EXERCISE DATA:
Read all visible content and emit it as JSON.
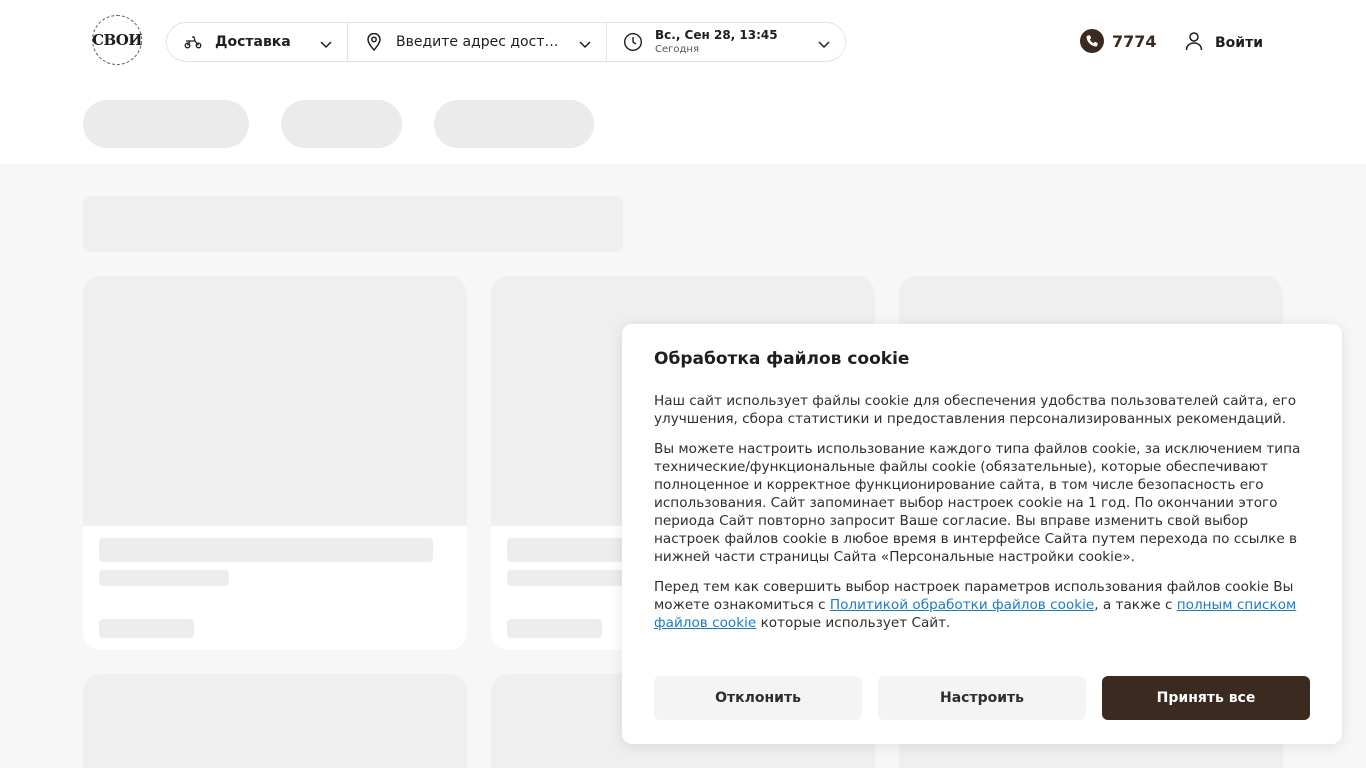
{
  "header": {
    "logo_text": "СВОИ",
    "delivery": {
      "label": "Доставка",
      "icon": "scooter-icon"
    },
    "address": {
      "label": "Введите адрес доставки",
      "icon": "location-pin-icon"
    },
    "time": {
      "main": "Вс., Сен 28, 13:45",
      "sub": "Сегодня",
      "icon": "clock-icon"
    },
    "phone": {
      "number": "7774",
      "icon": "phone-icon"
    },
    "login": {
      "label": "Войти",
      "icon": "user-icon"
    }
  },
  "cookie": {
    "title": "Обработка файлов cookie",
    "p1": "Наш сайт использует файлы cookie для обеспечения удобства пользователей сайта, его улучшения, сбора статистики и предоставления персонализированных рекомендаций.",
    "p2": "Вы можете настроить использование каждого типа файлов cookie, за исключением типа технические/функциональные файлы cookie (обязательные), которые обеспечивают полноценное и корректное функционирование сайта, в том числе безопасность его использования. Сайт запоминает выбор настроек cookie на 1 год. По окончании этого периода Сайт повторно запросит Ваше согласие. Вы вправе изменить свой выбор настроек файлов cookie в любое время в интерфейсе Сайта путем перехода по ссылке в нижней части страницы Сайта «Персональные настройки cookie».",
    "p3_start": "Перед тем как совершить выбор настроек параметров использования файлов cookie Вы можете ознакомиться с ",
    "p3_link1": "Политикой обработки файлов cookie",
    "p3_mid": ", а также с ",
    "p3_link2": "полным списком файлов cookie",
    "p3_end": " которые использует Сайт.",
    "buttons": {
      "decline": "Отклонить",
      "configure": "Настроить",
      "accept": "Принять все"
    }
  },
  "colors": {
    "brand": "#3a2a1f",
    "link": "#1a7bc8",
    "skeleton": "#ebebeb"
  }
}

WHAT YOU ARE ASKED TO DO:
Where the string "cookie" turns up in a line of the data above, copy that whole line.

RESULT OF THIS TASK:
  "cookie": {
    "title": "Обработка файлов cookie",
    "p1": "Наш сайт использует файлы cookie для обеспечения удобства пользователей сайта, его улучшения, сбора статистики и предоставления персонализированных рекомендаций.",
    "p2": "Вы можете настроить использование каждого типа файлов cookie, за исключением типа технические/функциональные файлы cookie (обязательные), которые обеспечивают полноценное и корректное функционирование сайта, в том числе безопасность его использования. Сайт запоминает выбор настроек cookie на 1 год. По окончании этого периода Сайт повторно запросит Ваше согласие. Вы вправе изменить свой выбор настроек файлов cookie в любое время в интерфейсе Сайта путем перехода по ссылке в нижней части страницы Сайта «Персональные настройки cookie».",
    "p3_start": "Перед тем как совершить выбор настроек параметров использования файлов cookie Вы можете ознакомиться с ",
    "p3_link1": "Политикой обработки файлов cookie",
    "p3_link2": "полным списком файлов cookie",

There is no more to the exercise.